Accurate or Not? At-Home Cholesterol Tests and Blood Pressure Monitors

The advantages and disadvantages of checking your cholesterol and blood pressure at home.

Medically Reviewed by Charlotte E. Grayson Mathis, MD on January 08, 2007
4 min read

If you have high cholesterol or high blood pressure (or if you're worried about having it), you may have been tempted by the many at-home cholesterol tests and blood pressure monitors currently on the market. The devices promise quick, accurate results in the privacy of your own home, a boon for busy people who don't like to sit in waiting rooms. But do they actually work? And are they worth the investment? Read on to learn which products are worth the money and which are not.

Approved by the FDA in 1993, home cholesterol tests generally measure the total fat levels in your blood. A few years ago, some manufacturers also started producing home cholesterol tests that measure high-density lipoprotein (HDL), the "good" cholesterol that protects your heart; low-density lipoprotein (LDL), the "bad" cholesterol which contributes to plaque buildup in the arteries; and triglycerides.

To use the cholesterol tests, you prick your finger with a small lancet, put a drop of blood on a piece of paper with chemicals on it, and wait for the results (usually within 10 minutes or so). In some tests, you can tell your results by the color of the paper. In others, your result appears on a small screen -- often within one minute.

The results of home cholesterol tests are about 95% accurate -- very close to the accuracy of a doctor's (or laboratory's) test.

Home cholesterol tests cost between $14 (for the kind that uses paper strips) and $125 (for a hand-held automatic cholesterol device that tests total cholesterol, LDL, HDL, and triglycerides). That may sound like a pretty good deal, as even the higher-end devices would save you trips to -- and waiting time at -- the doctor's office or medical laboratory. But the home cholesterol tests have a number of problems that may not make them a good investment.

First, the most readily available (and affordable) tests only measure total cholesterol. A full understanding of your cholesterol profile requires measurements of HDL, LDL, and triglycerides as well.

Second, even if you get a sophisticated cholesterol test, a doctor needs to review your results in combination with your other risk factors -- such as family history, nutritional habits, age, and gender -- to really understand your risk for cardiovascular disease.

Third, and perhaps most important, blood cholesterol -- unlike blood pressure -- doesn't change on a day-to-day or even week-to-week basis. Doctors recommend that healthy adults get cholesterol tests every five years; people with higher cholesterol levels or risk factors for cardiovascular disease may need to be tested more often.
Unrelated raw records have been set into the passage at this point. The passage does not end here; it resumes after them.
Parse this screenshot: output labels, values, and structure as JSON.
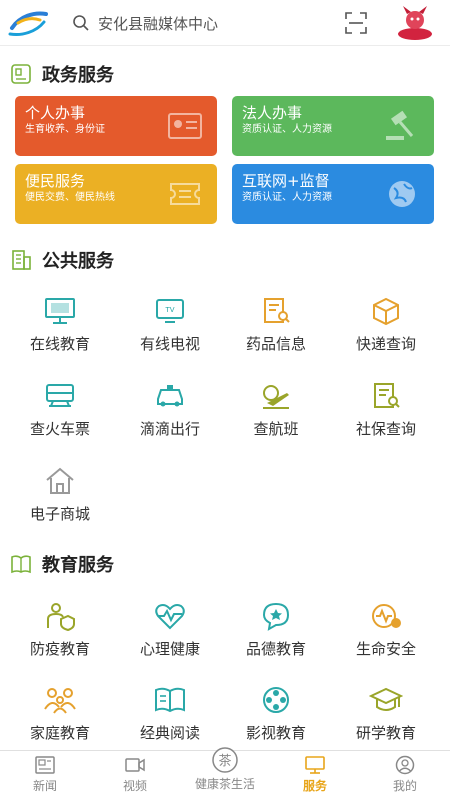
{
  "header": {
    "search_placeholder": "安化县融媒体中心"
  },
  "sections": {
    "gov": {
      "title": "政务服务"
    },
    "public": {
      "title": "公共服务"
    },
    "edu": {
      "title": "教育服务"
    }
  },
  "gov_cards": [
    {
      "title": "个人办事",
      "subtitle": "生育收养、身份证",
      "color": "#e45a2c",
      "icon": "id-card-icon"
    },
    {
      "title": "法人办事",
      "subtitle": "资质认证、人力资源",
      "color": "#5cb85c",
      "icon": "gavel-icon"
    },
    {
      "title": "便民服务",
      "subtitle": "便民交费、便民热线",
      "color": "#ebb024",
      "icon": "ticket-icon"
    },
    {
      "title": "互联网+监督",
      "subtitle": "资质认证、人力资源",
      "color": "#2b8be0",
      "icon": "globe-icon"
    }
  ],
  "public_services": [
    {
      "label": "在线教育",
      "icon": "monitor-icon"
    },
    {
      "label": "有线电视",
      "icon": "tv-icon"
    },
    {
      "label": "药品信息",
      "icon": "medicine-search-icon"
    },
    {
      "label": "快递查询",
      "icon": "package-icon"
    },
    {
      "label": "查火车票",
      "icon": "train-icon"
    },
    {
      "label": "滴滴出行",
      "icon": "taxi-icon"
    },
    {
      "label": "查航班",
      "icon": "airplane-icon"
    },
    {
      "label": "社保查询",
      "icon": "document-search-icon"
    },
    {
      "label": "电子商城",
      "icon": "home-icon"
    }
  ],
  "education_services": [
    {
      "label": "防疫教育",
      "icon": "shield-person-icon"
    },
    {
      "label": "心理健康",
      "icon": "heartbeat-icon"
    },
    {
      "label": "品德教育",
      "icon": "star-bubble-icon"
    },
    {
      "label": "生命安全",
      "icon": "life-eye-icon"
    },
    {
      "label": "家庭教育",
      "icon": "family-icon"
    },
    {
      "label": "经典阅读",
      "icon": "book-icon"
    },
    {
      "label": "影视教育",
      "icon": "film-reel-icon"
    },
    {
      "label": "研学教育",
      "icon": "graduation-cap-icon"
    }
  ],
  "bottom_nav": [
    {
      "label": "新闻",
      "icon": "news-icon",
      "active": false
    },
    {
      "label": "视频",
      "icon": "video-icon",
      "active": false
    },
    {
      "label": "健康茶生活",
      "icon": "tea-icon",
      "active": false
    },
    {
      "label": "服务",
      "icon": "service-icon",
      "active": true
    },
    {
      "label": "我的",
      "icon": "profile-icon",
      "active": false
    }
  ],
  "colors": {
    "icon_teal": "#2aa8a8",
    "icon_olive": "#9aa52a",
    "icon_orange": "#e5a12e",
    "active_nav": "#e8a51a"
  }
}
But even then, testing at home isn't really necessary.

Bottom line: At-home cholesterol tests may satisfy your curiosity, but they don't provide enough information to be truly helpful.

Home blood pressure monitors are a different story. They allow you to measure your blood pressure on a daily or even hourly basis, so you can gauge the effect of medication, activities, time of day, or even emotions on your blood pressure. They can be crucial if you tend toward high blood pressure, or if you have normal blood pressure, but get high readings at the doctor's office, a condition called "white coat hypertension."

Like blood pressure monitors in a doctor's office, the at-home monitors measure the force of blood inside an artery in your arm. During the test, a cuff that is wrapped around your arm inflates, temporarily stopping the flow of blood in your arm. When the cuff is released, you (or the nurse or the device) will listen for the sound of blood flowing back into the artery.

You can choose from three different types of blood pressure monitors.

Technically called "sphygmomanometers," manual blood pressure monitors consist of an arm cuff, a squeeze bulb, a gauge (or digital display), and a stethoscope or microphone. To use them, you strap the cuff onto your arm, squeeze the bulb, and listen for the sound of your pulse starting and then fading away again.

Manual blood pressure monitors cost between $20 and $30 and can be difficult to use, especially if you're not used to using a stethoscope, if you have impaired vision or hearing, or if you have trouble with manual dexterity.

Powered by batteries, automatic blood pressure monitors have a cuff that is attached to your wrist or upper arm. An electronic monitor inflates and deflates the cuff, making this kind of device far easier to use than the manual ones. The monitor then displays your blood pressure. These blood pressure monitors generally cost between $40 and $100. Although they're easier to use, they're also sensitive and the readings can be influenced by your body position. Health professionals generally recommend having these devices adjusted at least once a year to make sure they're still accurate.

Despite the problems with both kinds of blood pressure monitors, many doctors encourage their patients to use them, so that they can be aware of dangerous spikes in their blood pressure and take a more active role in their home care. But if you do decide to monitor your own blood pressure, remember:

  • To avoid fraud, buy monitors only from reputable pharmacies or medical supply stores and be sure they are FDA approved.
  • Follow the manufacturer's directions to make sure you're getting the most accurate readings.
  • Share the results with your doctor, so that they can advise you on the next step.